◆ PROMPT
Among the entries that follow, find every line with the word "Enter" and list it.

◆ RECORDS
==============================
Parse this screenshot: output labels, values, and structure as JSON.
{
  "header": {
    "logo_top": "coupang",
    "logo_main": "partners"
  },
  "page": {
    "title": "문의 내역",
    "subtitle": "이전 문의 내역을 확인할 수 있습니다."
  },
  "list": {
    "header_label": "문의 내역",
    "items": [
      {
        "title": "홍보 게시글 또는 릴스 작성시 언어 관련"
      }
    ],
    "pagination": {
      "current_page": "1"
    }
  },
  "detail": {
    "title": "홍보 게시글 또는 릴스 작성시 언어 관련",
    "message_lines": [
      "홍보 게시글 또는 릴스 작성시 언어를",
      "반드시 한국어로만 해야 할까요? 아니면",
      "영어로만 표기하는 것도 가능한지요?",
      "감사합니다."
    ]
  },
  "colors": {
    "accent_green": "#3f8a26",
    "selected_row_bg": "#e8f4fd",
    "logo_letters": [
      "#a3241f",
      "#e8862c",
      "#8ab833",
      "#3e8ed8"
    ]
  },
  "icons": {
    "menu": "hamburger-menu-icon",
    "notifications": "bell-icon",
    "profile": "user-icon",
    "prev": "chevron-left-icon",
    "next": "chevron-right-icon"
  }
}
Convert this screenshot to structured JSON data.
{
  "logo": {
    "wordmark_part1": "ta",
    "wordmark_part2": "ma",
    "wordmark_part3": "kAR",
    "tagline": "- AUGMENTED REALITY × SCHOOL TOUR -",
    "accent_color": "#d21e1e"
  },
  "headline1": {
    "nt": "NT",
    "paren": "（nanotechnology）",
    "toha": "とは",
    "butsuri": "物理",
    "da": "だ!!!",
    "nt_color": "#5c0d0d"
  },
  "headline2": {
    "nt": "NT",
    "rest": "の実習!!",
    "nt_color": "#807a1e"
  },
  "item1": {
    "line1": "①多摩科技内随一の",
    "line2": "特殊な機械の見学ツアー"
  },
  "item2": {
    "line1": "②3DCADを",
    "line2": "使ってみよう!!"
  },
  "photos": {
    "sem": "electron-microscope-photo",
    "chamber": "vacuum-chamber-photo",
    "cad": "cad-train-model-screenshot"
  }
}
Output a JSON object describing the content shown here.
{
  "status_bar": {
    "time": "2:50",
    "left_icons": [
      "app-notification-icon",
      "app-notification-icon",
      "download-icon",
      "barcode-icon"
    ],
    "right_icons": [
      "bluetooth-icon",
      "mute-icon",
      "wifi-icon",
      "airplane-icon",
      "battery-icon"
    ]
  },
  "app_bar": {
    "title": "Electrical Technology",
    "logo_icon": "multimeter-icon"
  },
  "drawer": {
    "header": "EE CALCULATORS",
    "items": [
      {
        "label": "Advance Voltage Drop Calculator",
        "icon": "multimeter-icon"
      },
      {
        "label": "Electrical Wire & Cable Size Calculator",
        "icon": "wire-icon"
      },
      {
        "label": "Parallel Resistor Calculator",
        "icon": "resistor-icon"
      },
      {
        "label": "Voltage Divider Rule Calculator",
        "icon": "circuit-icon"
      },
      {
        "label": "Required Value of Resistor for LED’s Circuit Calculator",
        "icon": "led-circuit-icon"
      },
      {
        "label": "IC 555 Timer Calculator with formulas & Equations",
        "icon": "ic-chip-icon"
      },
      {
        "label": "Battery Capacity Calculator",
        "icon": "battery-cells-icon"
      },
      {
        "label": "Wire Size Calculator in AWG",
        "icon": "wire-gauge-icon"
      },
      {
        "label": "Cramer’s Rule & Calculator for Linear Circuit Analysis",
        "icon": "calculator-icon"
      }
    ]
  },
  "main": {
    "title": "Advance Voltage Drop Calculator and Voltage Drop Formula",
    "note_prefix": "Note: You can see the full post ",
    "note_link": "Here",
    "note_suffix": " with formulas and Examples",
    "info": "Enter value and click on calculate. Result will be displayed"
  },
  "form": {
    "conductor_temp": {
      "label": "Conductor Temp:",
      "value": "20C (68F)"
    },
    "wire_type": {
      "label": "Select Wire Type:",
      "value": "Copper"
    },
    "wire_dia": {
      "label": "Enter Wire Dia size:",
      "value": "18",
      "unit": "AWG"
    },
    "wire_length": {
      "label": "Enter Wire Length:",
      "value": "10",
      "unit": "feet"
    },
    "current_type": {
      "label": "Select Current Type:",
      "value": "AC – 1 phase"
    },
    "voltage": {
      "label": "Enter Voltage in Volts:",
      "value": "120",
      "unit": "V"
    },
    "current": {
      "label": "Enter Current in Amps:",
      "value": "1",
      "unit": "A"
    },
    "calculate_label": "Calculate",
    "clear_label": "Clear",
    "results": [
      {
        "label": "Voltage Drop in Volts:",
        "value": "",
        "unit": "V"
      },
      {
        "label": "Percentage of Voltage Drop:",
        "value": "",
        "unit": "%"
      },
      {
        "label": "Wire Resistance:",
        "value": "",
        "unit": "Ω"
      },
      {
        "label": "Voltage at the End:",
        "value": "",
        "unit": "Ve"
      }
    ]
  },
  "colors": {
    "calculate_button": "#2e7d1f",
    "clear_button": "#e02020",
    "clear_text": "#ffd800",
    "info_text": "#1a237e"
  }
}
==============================
◆ OUTPUT
    "info": "Enter value and click on calculate. Result will be displayed"
      "label": "Enter Wire Dia size:",
      "label": "Enter Wire Length:",
      "label": "Enter Voltage in Volts:",
      "label": "Enter Current in Amps:",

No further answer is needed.